While searching recently for a graduation card, I came across one that caught my attention. The simple card featured a quote by Shakespeare: “We know what we are, but we know not what we may become.”
It’s great to be on the same page as Shakespeare. For me, and for him, knowing what the future holds involves so much more than just hoping or believing that I can “be anything”.
For me, the future has always involved an active effort at shaping, planning and – yes – even work. Of balancing clubs, studies and friends with conscious effort to make life better and more fulfilling. But the key amidst all this chaos is to try and stay relaxed.
Yeah, right (especially with finals right around the corner)!
I am a recovering perfectionist. I have always tried to do my best, which remains a laudable goal. I meet deadlines, fulfill commitments and accept responsibility. All good things, at least to a degree.
Yet, lately I have realized everything doesn’t need to be managed or controlled (sorry, liberals!). That after one does his or her best that may just need to be “good enough.”
I agree, most of the time, with the pundit who said, “To find happiness, give up being general manager of the universe.”
So what if a professor doesn’t run her class the way I would? Not a big deal. And about that friend who annoys everyone with his boisterous ways? Not my worry.
The Stoics had it right: be more accepting, and happiness just may result. Worry less, and live more.
Worried about dying in a plane crash while being crammed into the middle seat on that cramped 737? I know I sometimes do, and yet I shouldn’t. Your actual chance of dying in a plane crash is less than one in eight million on any given commercial flight. In fact, Consumer Research magazine estimates you would have to fly every day – for 20,000 years – before you would likely die in a plane crash.
Worried about global warming, about melting when July rolls around? I was too, and then I saw the recent Rocky Mountain News headline “Cold February Covers Great Lakes in Ice” reporting that the lakes have iced up for the first time in thirty years. It was, by coincidence, about 30 years ago (Nov. 23, 1974 to be precise) when the New York Times published a piece titled “Why Most of Us May See the Next Ice Age.”
So the debate goes on. While we all should be informed about the facts surrounding important issues, and speak out about them when we can, worrying about what the future holds sometimes doesn’t make much sense.
For me, I’m going to back off a bit.

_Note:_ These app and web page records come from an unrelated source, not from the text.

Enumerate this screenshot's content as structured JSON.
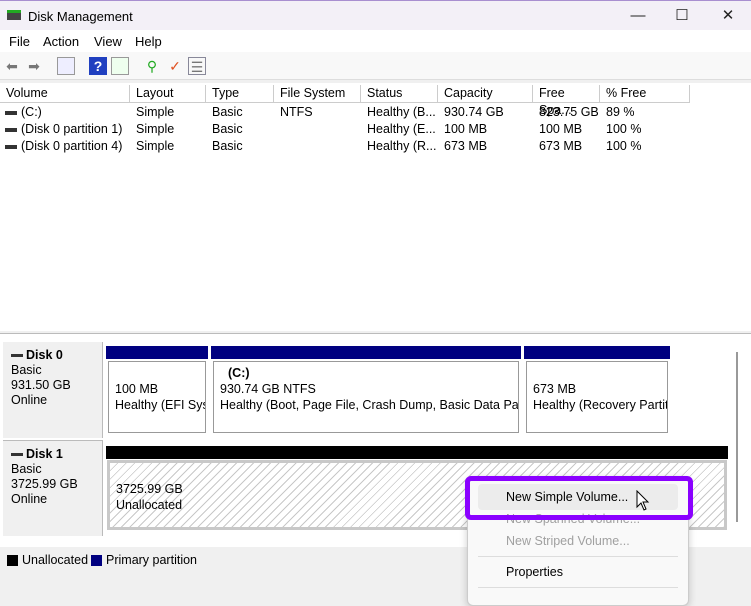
{
  "window": {
    "title": "Disk Management",
    "minimize": "—",
    "maximize": "☐",
    "close": "✕"
  },
  "menu": [
    "File",
    "Action",
    "View",
    "Help"
  ],
  "columns": [
    "Volume",
    "Layout",
    "Type",
    "File System",
    "Status",
    "Capacity",
    "Free Spa...",
    "% Free"
  ],
  "rows": [
    [
      "(C:)",
      "Simple",
      "Basic",
      "NTFS",
      "Healthy (B...",
      "930.74 GB",
      "823.75 GB",
      "89 %"
    ],
    [
      "(Disk 0 partition 1)",
      "Simple",
      "Basic",
      "",
      "Healthy (E...",
      "100 MB",
      "100 MB",
      "100 %"
    ],
    [
      "(Disk 0 partition 4)",
      "Simple",
      "Basic",
      "",
      "Healthy (R...",
      "673 MB",
      "673 MB",
      "100 %"
    ]
  ],
  "disks": [
    {
      "name": "Disk 0",
      "type": "Basic",
      "size": "931.50 GB",
      "status": "Online",
      "partitions": [
        {
          "label": "",
          "size": "100 MB",
          "status": "Healthy (EFI System Partition)"
        },
        {
          "label": "(C:)",
          "size": "930.74 GB NTFS",
          "status": "Healthy (Boot, Page File, Crash Dump, Basic Data Partition)"
        },
        {
          "label": "",
          "size": "673 MB",
          "status": "Healthy (Recovery Partition)"
        }
      ]
    },
    {
      "name": "Disk 1",
      "type": "Basic",
      "size": "3725.99 GB",
      "status": "Online",
      "partitions": [
        {
          "size": "3725.99 GB",
          "status": "Unallocated"
        }
      ]
    }
  ],
  "legend": {
    "unallocated": "Unallocated",
    "primary": "Primary partition",
    "colors": {
      "unallocated": "#000000",
      "primary": "#000080"
    }
  },
  "context_menu": [
    "New Simple Volume...",
    "New Spanned Volume...",
    "New Striped Volume...",
    "Properties"
  ]
}
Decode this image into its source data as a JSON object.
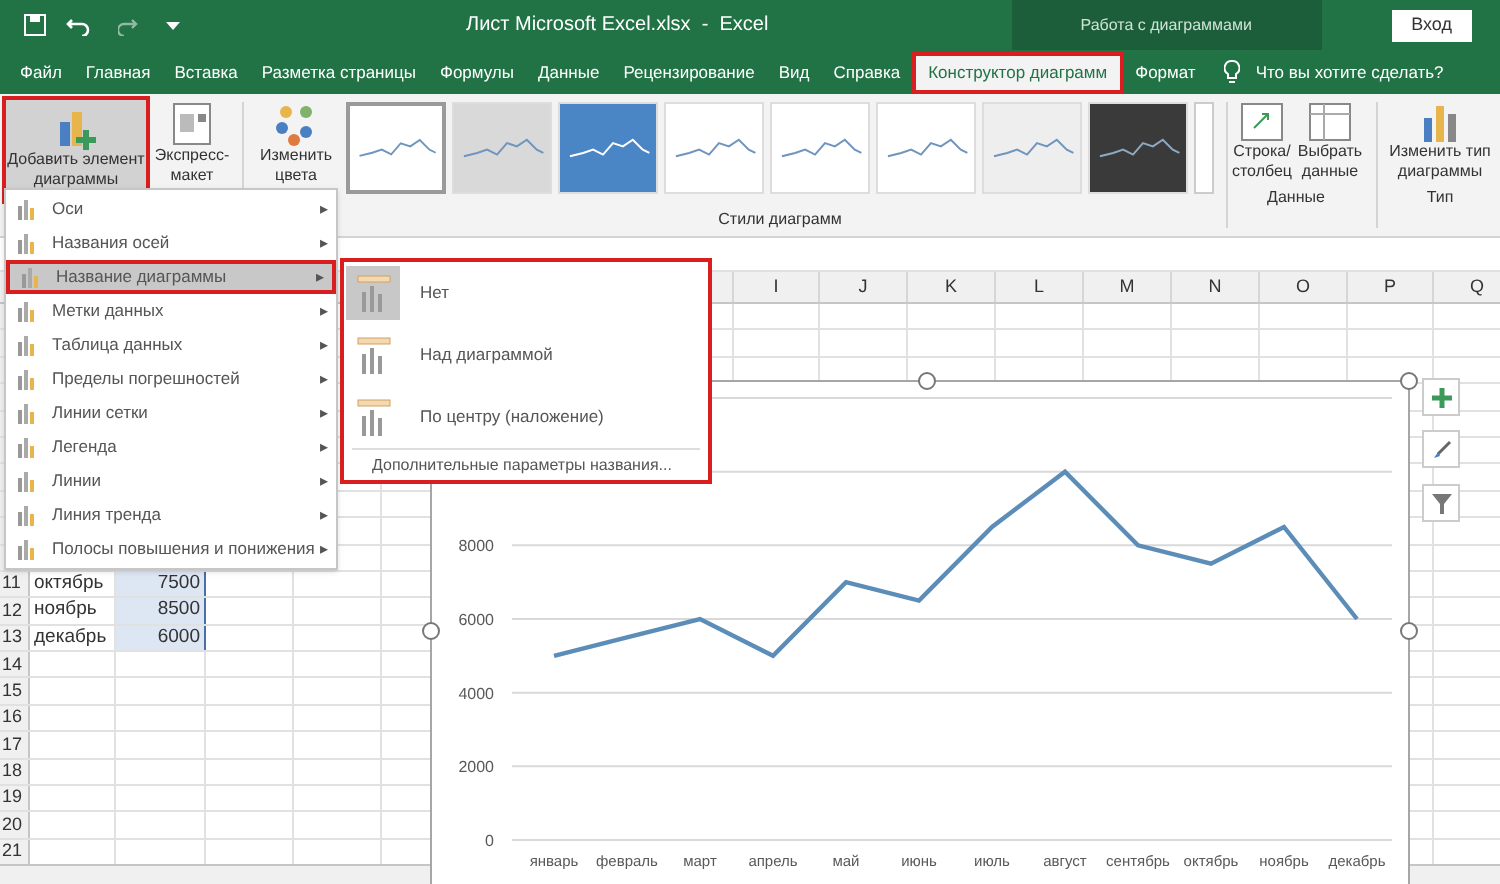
{
  "title_bar": {
    "title": "Лист Microsoft Excel.xlsx  -  Excel",
    "context_label": "Работа с диаграммами",
    "sign_in": "Вход"
  },
  "tabs": [
    {
      "label": "Файл",
      "selected": false,
      "highlighted": false
    },
    {
      "label": "Главная",
      "selected": false,
      "highlighted": false
    },
    {
      "label": "Вставка",
      "selected": false,
      "highlighted": false
    },
    {
      "label": "Разметка страницы",
      "selected": false,
      "highlighted": false
    },
    {
      "label": "Формулы",
      "selected": false,
      "highlighted": false
    },
    {
      "label": "Данные",
      "selected": false,
      "highlighted": false
    },
    {
      "label": "Рецензирование",
      "selected": false,
      "highlighted": false
    },
    {
      "label": "Вид",
      "selected": false,
      "highlighted": false
    },
    {
      "label": "Справка",
      "selected": false,
      "highlighted": false
    },
    {
      "label": "Конструктор диаграмм",
      "selected": true,
      "highlighted": true
    },
    {
      "label": "Формат",
      "selected": false,
      "highlighted": false
    }
  ],
  "tell_me": "Что вы хотите сделать?",
  "ribbon": {
    "add_element": {
      "label": "Добавить элемент диаграммы",
      "highlighted": true
    },
    "quick_layout": "Экспресс-макет",
    "change_colors": "Изменить цвета",
    "styles": [
      {
        "kind": "light",
        "selected": true
      },
      {
        "kind": "gray",
        "selected": false
      },
      {
        "kind": "blue",
        "selected": false
      },
      {
        "kind": "light",
        "selected": false
      },
      {
        "kind": "light",
        "selected": false
      },
      {
        "kind": "light",
        "selected": false
      },
      {
        "kind": "hatched",
        "selected": false
      },
      {
        "kind": "dark",
        "selected": false
      }
    ],
    "styles_label": "Стили диаграмм",
    "switch_row_col": "Строка/ столбец",
    "select_data": "Выбрать данные",
    "data_label": "Данные",
    "change_type": "Изменить тип диаграммы",
    "type_label": "Тип"
  },
  "columns": [
    "I",
    "J",
    "K",
    "L",
    "M",
    "N",
    "O",
    "P",
    "Q"
  ],
  "rows": [
    {
      "header": "11",
      "label": "октябрь",
      "value": "7500",
      "in_range": true
    },
    {
      "header": "12",
      "label": "ноябрь",
      "value": "8500",
      "in_range": true
    },
    {
      "header": "13",
      "label": "декабрь",
      "value": "6000",
      "in_range": true
    },
    {
      "header": "14",
      "in_range": false
    },
    {
      "header": "15",
      "in_range": false
    },
    {
      "header": "16",
      "in_range": false
    },
    {
      "header": "17",
      "in_range": false
    },
    {
      "header": "18",
      "in_range": false
    },
    {
      "header": "19",
      "in_range": false
    },
    {
      "header": "20",
      "in_range": false
    },
    {
      "header": "21",
      "in_range": false
    }
  ],
  "menu": {
    "items": [
      {
        "label": "Оси",
        "selected": false
      },
      {
        "label": "Названия осей",
        "selected": false
      },
      {
        "label": "Название диаграммы",
        "selected": true
      },
      {
        "label": "Метки данных",
        "selected": false
      },
      {
        "label": "Таблица данных",
        "selected": false
      },
      {
        "label": "Пределы погрешностей",
        "selected": false
      },
      {
        "label": "Линии сетки",
        "selected": false
      },
      {
        "label": "Легенда",
        "selected": false
      },
      {
        "label": "Линии",
        "selected": false
      },
      {
        "label": "Линия тренда",
        "selected": false
      },
      {
        "label": "Полосы повышения и понижения",
        "selected": false
      }
    ],
    "arrow": "▸"
  },
  "submenu": {
    "highlighted": true,
    "options": [
      {
        "label": "Нет",
        "selected": true
      },
      {
        "label": "Над диаграммой",
        "selected": false
      },
      {
        "label": "По центру (наложение)",
        "selected": false
      }
    ],
    "more": "Дополнительные параметры названия..."
  },
  "chart": {
    "chart_data": {
      "type": "line",
      "categories": [
        "январь",
        "февраль",
        "март",
        "апрель",
        "май",
        "июнь",
        "июль",
        "август",
        "сентябрь",
        "октябрь",
        "ноябрь",
        "декабрь"
      ],
      "series": [
        {
          "color": "#5b8db8",
          "values": [
            5000,
            5500,
            6000,
            5000,
            7000,
            6500,
            8500,
            10000,
            8000,
            7500,
            8500,
            6000
          ]
        }
      ],
      "ylim": [
        0,
        12000
      ],
      "grid": true,
      "yticks": [
        0,
        2000,
        4000,
        6000,
        8000
      ]
    }
  }
}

I will try to be less of a perfectionist (except when perfection is needed, like stopping at red lights) and realize that I should concentrate on that which I can change, while not obsessing over those things that are unchangeable.
So when you’re on a plane, think about the odds. And when you read about global warming, understand scientists have been wrong before.
But if you really want to worry about something, worry that you might actually win the lottery. This should concern you because if you do happen to win, studies show in many cases, you will actually be less happy than you were before – though the odds are only one in 1.1 million of “winning” the jackpot.
And if you do win the big money, get ready to give at least half to the government in taxes. There’s something we all should worry about.